Recently, there have been many acts of senseless violence in our community, like the recent brutal murder of Tracy Henton-Williams.
Tracy, and her sister, Alia, both worked for Camp Good Days for a time, and Alia was our first coordinator of the Partners Against Violence Initiative. They knew firsthand the impact that senseless violence could have on a family, because they lost their younger brother, Ralik, after he got caught in the crossfire of a shooting between two gangs. Their mother and father are two of the finest people I have had the opportunity to know.
Tracy’s murder is a reminder to me that as the weather is changing and the temperatures are rising, unfortunately so too does crime and violence. Everyone is coming out of hiding now that the cloudy, cold and overcast days are hopefully behind us and people are spending more time outside. It is imperative that we all work together to keep this summer a peaceful one in Rochester.
I think we can take a giant step forward to accomplishing this, if we keep in mind a few things.
We all need to listen to what our mothers used to say to us when we were younger, and that is to obey the golden rule of treating others how you want to be treated. Everyone needs to be respectful and talk to others civilly, and remember that words can be just as hurtful as physical harm.
Those among us who are both law-abiding citizens and gun owners must realize that guns need to be kept locked up when they are not in the gun owner’s possession. They need to be kept in a safe place, so that they cannot be easily stolen if someone breaks into a house or automobile. What we found through Project Exile, that I have been fortunate enough to be chairman of for the past 19 years, is that close to 40 percent of the crime guns used in our community originate from right here, where they are stolen, and not from outside our area and faraway places.
We need to practice what was said ever since 9/11 to help combat terrorism — if you see something, say something. It is up to us as a community. If we know of someone who is in possession of a gun who shouldn’t be, we need to let the proper authorities know. Those who have been dishonorably discharged from the military, those with a history of domestic violence and those who are on probation or parole are some of the people who should not have a gun in their possession. If someone has a gun in their home after the legal owner passes away, or has a gun that was brought home from military service and feels uncomfortable having the gun in the home, the authorities can be called to come and pick up the gun so that it is no longer a worry.

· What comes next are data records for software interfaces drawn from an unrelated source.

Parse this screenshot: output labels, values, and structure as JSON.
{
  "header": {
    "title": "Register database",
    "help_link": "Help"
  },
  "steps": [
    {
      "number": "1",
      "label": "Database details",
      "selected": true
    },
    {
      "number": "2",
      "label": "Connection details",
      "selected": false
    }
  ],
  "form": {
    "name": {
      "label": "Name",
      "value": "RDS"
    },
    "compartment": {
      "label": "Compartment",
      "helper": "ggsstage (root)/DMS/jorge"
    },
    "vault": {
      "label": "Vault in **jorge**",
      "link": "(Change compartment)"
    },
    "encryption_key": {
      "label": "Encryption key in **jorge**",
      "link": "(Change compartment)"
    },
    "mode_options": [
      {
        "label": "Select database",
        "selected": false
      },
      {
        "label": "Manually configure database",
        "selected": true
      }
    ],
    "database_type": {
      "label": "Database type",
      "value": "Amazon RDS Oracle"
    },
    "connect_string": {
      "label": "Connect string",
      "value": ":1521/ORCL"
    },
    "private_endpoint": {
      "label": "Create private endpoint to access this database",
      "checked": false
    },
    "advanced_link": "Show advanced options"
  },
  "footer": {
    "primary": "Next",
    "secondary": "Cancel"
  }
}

It will take all of our cooperation to make the summer of 2018 a safe one, but it is something that all of us should make an effort to do.
Gary Mervis is chairman of the Rochester Project Exile advisory board and founder of Camp Good Days and Special Times in Mendon.